Print the data in full, exactly as it reads.

Component data from apps and pages:
<<<<

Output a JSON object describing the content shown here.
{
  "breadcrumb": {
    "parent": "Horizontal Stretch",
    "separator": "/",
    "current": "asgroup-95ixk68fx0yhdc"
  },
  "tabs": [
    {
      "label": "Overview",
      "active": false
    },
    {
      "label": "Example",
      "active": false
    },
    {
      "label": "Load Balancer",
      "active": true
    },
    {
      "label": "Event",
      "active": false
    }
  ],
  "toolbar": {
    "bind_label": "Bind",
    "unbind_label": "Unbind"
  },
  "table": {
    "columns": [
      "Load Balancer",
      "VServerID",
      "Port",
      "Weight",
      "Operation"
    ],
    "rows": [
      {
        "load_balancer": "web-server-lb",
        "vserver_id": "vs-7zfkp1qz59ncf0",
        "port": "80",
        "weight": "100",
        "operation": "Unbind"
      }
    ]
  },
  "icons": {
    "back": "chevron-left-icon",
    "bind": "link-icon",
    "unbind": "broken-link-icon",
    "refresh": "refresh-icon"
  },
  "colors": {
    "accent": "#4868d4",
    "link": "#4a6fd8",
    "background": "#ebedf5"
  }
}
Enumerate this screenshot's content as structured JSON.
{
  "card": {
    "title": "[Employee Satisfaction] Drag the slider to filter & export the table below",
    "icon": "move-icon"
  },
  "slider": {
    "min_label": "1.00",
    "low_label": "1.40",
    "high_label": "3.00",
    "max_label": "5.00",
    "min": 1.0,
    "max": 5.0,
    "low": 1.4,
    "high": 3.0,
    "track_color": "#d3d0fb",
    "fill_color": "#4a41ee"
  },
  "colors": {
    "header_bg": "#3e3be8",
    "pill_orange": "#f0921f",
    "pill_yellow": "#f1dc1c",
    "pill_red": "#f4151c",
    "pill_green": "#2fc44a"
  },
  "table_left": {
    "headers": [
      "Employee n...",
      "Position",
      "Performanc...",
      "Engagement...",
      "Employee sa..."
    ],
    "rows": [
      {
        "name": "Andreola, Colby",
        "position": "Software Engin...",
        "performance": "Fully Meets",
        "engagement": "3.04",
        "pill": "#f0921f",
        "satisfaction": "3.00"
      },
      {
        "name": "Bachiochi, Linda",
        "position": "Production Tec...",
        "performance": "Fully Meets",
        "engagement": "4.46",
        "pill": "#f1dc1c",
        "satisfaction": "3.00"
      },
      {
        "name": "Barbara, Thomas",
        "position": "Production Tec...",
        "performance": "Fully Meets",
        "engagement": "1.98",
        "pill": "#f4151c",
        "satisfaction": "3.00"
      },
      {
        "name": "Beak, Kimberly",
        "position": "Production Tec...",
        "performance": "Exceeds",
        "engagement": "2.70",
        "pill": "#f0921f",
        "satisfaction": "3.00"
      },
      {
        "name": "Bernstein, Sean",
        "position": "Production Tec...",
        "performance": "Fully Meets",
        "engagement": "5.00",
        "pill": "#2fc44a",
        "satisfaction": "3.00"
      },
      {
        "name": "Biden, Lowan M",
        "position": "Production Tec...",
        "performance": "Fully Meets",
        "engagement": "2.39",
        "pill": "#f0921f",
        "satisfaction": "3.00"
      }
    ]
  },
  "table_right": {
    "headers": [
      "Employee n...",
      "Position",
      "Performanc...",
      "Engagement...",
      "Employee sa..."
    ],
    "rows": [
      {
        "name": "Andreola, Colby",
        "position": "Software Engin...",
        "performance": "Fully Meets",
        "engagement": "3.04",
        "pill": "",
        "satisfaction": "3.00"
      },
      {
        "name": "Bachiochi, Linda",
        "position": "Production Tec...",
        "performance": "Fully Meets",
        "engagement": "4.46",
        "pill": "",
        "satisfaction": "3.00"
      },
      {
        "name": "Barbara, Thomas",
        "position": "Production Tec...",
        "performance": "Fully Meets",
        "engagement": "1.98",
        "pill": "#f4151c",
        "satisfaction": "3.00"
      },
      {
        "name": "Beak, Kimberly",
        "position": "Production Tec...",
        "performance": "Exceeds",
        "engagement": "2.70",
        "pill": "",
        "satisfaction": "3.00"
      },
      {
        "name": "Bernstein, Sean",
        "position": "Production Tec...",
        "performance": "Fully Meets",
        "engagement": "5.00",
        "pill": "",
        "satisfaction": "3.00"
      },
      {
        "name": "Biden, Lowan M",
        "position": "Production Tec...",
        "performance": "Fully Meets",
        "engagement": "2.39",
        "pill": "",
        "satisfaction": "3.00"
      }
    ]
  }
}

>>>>

• _Result for this task_:
Output a JSON object describing the content shown here.
{
  "breadcrumb": {
    "parent": "Horizontal Stretch",
    "separator": "/",
    "current": "asgroup-95ixk68fx0yhdc"
  },
  "tabs": [
    {
      "label": "Overview",
      "active": false
    },
    {
      "label": "Example",
      "active": false
    },
    {
      "label": "Load Balancer",
      "active": true
    },
    {
      "label": "Event",
      "active": false
    }
  ],
  "toolbar": {
    "bind_label": "Bind",
    "unbind_label": "Unbind"
  },
  "table": {
    "columns": [
      "Load Balancer",
      "VServerID",
      "Port",
      "Weight",
      "Operation"
    ],
    "rows": [
      {
        "load_balancer": "web-server-lb",
        "vserver_id": "vs-7zfkp1qz59ncf0",
        "port": "80",
        "weight": "100",
        "operation": "Unbind"
      }
    ]
  },
  "icons": {
    "back": "chevron-left-icon",
    "bind": "link-icon",
    "unbind": "broken-link-icon",
    "refresh": "refresh-icon"
  },
  "colors": {
    "accent": "#4868d4",
    "link": "#4a6fd8",
    "background": "#ebedf5"
  }
}
Enumerate this screenshot's content as structured JSON.
{
  "card": {
    "title": "[Employee Satisfaction] Drag the slider to filter & export the table below",
    "icon": "move-icon"
  },
  "slider": {
    "min_label": "1.00",
    "low_label": "1.40",
    "high_label": "3.00",
    "max_label": "5.00",
    "min": 1.0,
    "max": 5.0,
    "low": 1.4,
    "high": 3.0,
    "track_color": "#d3d0fb",
    "fill_color": "#4a41ee"
  },
  "colors": {
    "header_bg": "#3e3be8",
    "pill_orange": "#f0921f",
    "pill_yellow": "#f1dc1c",
    "pill_red": "#f4151c",
    "pill_green": "#2fc44a"
  },
  "table_left": {
    "headers": [
      "Employee n...",
      "Position",
      "Performanc...",
      "Engagement...",
      "Employee sa..."
    ],
    "rows": [
      {
        "name": "Andreola, Colby",
        "position": "Software Engin...",
        "performance": "Fully Meets",
        "engagement": "3.04",
        "pill": "#f0921f",
        "satisfaction": "3.00"
      },
      {
        "name": "Bachiochi, Linda",
        "position": "Production Tec...",
        "performance": "Fully Meets",
        "engagement": "4.46",
        "pill": "#f1dc1c",
        "satisfaction": "3.00"
      },
      {
        "name": "Barbara, Thomas",
        "position": "Production Tec...",
        "performance": "Fully Meets",
        "engagement": "1.98",
        "pill": "#f4151c",
        "satisfaction": "3.00"
      },
      {
        "name": "Beak, Kimberly",
        "position": "Production Tec...",
        "performance": "Exceeds",
        "engagement": "2.70",
        "pill": "#f0921f",
        "satisfaction": "3.00"
      },
      {
        "name": "Bernstein, Sean",
        "position": "Production Tec...",
        "performance": "Fully Meets",
        "engagement": "5.00",
        "pill": "#2fc44a",
        "satisfaction": "3.00"
      },
      {
        "name": "Biden, Lowan M",
        "position": "Production Tec...",
        "performance": "Fully Meets",
        "engagement": "2.39",
        "pill": "#f0921f",
        "satisfaction": "3.00"
      }
    ]
  },
  "table_right": {
    "headers": [
      "Employee n...",
      "Position",
      "Performanc...",
      "Engagement...",
      "Employee sa..."
    ],
    "rows": [
      {
        "name": "Andreola, Colby",
        "position": "Software Engin...",
        "performance": "Fully Meets",
        "engagement": "3.04",
        "pill": "",
        "satisfaction": "3.00"
      },
      {
        "name": "Bachiochi, Linda",
        "position": "Production Tec...",
        "performance": "Fully Meets",
        "engagement": "4.46",
        "pill": "",
        "satisfaction": "3.00"
      },
      {
        "name": "Barbara, Thomas",
        "position": "Production Tec...",
        "performance": "Fully Meets",
        "engagement": "1.98",
        "pill": "#f4151c",
        "satisfaction": "3.00"
      },
      {
        "name": "Beak, Kimberly",
        "position": "Production Tec...",
        "performance": "Exceeds",
        "engagement": "2.70",
        "pill": "",
        "satisfaction": "3.00"
      },
      {
        "name": "Bernstein, Sean",
        "position": "Production Tec...",
        "performance": "Fully Meets",
        "engagement": "5.00",
        "pill": "",
        "satisfaction": "3.00"
      },
      {
        "name": "Biden, Lowan M",
        "position": "Production Tec...",
        "performance": "Fully Meets",
        "engagement": "2.39",
        "pill": "",
        "satisfaction": "3.00"
      }
    ]
  }
}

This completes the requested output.